Task prompt: Every entry below needs to be printed again exactly, with its pictures left out.

Given data:
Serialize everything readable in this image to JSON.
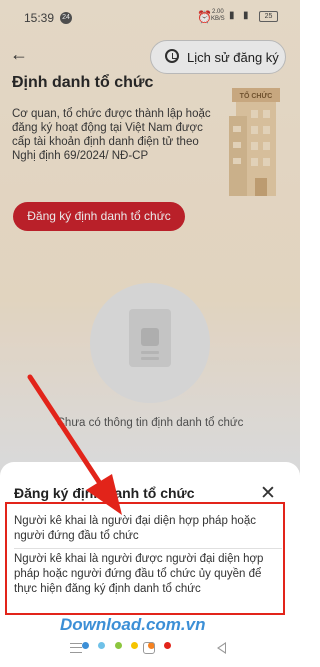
{
  "status_bar": {
    "time": "15:39",
    "notification_count": "24",
    "speed_value": "2.00",
    "speed_unit": "KB/S",
    "battery": "25"
  },
  "header": {
    "back_icon": "back-arrow-icon",
    "history_label": "Lịch sử đăng ký"
  },
  "page": {
    "title": "Định danh tổ chức",
    "description": "Cơ quan, tổ chức được thành lập hoặc đăng ký hoạt động tại Việt Nam được cấp tài khoản định danh điện tử theo Nghị định 69/2024/ NĐ-CP",
    "building_sign": "TỔ CHỨC",
    "register_button": "Đăng ký định danh tổ chức",
    "empty_text": "Chưa có thông tin định danh tổ chức"
  },
  "sheet": {
    "title": "Đăng ký định danh tổ chức",
    "options": [
      "Người kê khai là người đại diện hợp pháp hoặc người đứng đầu tổ chức",
      "Người kê khai là người được người đại diện hợp pháp hoặc người đứng đầu tổ chức ủy quyền để thực hiện đăng ký định danh tổ chức"
    ]
  },
  "watermark": {
    "text": "Download.com.vn",
    "dot_colors": [
      "#3c8fd6",
      "#6fc1e8",
      "#8cc63e",
      "#f5c400",
      "#f58220",
      "#e2241a"
    ]
  },
  "colors": {
    "accent": "#c9232d",
    "highlight": "#e2241a"
  }
}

Output for this exercise:
Serialize everything readable in this image to JSON.
{
  "status_bar": {
    "time": "15:39",
    "notification_count": "24",
    "speed_value": "2.00",
    "speed_unit": "KB/S",
    "battery": "25"
  },
  "header": {
    "back_icon": "back-arrow-icon",
    "history_label": "Lịch sử đăng ký"
  },
  "page": {
    "title": "Định danh tổ chức",
    "description": "Cơ quan, tổ chức được thành lập hoặc đăng ký hoạt động tại Việt Nam được cấp tài khoản định danh điện tử theo Nghị định 69/2024/ NĐ-CP",
    "building_sign": "TỔ CHỨC",
    "register_button": "Đăng ký định danh tổ chức",
    "empty_text": "Chưa có thông tin định danh tổ chức"
  },
  "sheet": {
    "title": "Đăng ký định danh tổ chức",
    "options": [
      "Người kê khai là người đại diện hợp pháp hoặc người đứng đầu tổ chức",
      "Người kê khai là người được người đại diện hợp pháp hoặc người đứng đầu tổ chức ủy quyền để thực hiện đăng ký định danh tổ chức"
    ]
  },
  "watermark": {
    "text": "Download.com.vn",
    "dot_colors": [
      "#3c8fd6",
      "#6fc1e8",
      "#8cc63e",
      "#f5c400",
      "#f58220",
      "#e2241a"
    ]
  },
  "colors": {
    "accent": "#c9232d",
    "highlight": "#e2241a"
  }
}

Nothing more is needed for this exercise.